EXERCISE PROMPT ::
Go through the data below and return each line containing the word "this".

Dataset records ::

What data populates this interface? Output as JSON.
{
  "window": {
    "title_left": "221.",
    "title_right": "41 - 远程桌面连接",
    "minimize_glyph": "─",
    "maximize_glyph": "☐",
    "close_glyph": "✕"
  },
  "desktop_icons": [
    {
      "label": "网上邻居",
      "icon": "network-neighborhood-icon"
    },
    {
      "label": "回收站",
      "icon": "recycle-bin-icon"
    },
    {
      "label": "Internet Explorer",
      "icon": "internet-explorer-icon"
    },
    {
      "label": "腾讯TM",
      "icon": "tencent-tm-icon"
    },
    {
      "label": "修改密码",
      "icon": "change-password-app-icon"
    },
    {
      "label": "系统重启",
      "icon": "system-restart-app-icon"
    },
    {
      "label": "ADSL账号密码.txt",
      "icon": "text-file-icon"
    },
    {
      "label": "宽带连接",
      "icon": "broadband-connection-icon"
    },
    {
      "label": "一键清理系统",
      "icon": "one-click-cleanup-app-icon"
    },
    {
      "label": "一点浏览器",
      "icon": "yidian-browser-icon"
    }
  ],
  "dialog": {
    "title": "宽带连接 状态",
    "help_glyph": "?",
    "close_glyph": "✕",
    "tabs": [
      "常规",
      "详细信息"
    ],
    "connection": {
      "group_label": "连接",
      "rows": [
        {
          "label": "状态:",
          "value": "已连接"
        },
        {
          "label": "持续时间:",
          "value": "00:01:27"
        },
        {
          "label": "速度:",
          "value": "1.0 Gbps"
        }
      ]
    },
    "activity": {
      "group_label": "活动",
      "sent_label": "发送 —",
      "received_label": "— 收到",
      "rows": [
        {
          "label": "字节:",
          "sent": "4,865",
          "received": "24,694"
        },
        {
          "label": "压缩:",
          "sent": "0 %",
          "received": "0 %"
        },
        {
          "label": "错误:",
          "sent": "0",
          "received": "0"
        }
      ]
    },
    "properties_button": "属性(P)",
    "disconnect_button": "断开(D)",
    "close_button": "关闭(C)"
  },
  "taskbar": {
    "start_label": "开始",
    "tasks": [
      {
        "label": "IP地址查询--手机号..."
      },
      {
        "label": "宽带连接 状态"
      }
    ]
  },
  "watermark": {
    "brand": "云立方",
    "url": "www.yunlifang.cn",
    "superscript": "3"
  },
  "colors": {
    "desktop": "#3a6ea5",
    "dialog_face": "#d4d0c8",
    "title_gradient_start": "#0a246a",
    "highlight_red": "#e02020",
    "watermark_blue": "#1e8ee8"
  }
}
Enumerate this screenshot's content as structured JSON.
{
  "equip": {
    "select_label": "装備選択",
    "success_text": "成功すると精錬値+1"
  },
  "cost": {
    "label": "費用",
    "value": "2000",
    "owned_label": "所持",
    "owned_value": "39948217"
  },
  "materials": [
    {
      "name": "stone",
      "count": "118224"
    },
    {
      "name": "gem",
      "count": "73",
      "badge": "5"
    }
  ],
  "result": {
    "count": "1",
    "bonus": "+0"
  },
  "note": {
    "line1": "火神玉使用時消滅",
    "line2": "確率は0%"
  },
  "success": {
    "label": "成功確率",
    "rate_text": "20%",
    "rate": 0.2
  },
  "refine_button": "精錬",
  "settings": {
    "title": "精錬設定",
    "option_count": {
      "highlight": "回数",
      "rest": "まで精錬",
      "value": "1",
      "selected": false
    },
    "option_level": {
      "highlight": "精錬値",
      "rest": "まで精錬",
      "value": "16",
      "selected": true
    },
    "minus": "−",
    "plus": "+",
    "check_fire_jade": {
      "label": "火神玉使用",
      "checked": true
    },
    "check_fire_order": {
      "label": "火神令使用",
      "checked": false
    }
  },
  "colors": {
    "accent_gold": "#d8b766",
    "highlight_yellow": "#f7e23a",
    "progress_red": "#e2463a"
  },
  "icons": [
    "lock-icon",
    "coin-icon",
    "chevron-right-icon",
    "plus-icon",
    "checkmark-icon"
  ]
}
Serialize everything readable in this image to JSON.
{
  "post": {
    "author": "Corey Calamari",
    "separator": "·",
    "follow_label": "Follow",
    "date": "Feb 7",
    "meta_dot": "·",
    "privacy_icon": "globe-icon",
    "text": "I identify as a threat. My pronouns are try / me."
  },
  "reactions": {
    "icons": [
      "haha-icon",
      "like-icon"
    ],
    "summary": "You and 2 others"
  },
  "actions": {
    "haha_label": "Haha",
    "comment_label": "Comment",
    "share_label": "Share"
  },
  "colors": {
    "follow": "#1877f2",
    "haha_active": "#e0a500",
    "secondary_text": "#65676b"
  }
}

FINISHED EXERCISE ::
What data populates this interface? Output as JSON.
Enumerate this screenshot's content as structured JSON.
Serialize everything readable in this image to JSON.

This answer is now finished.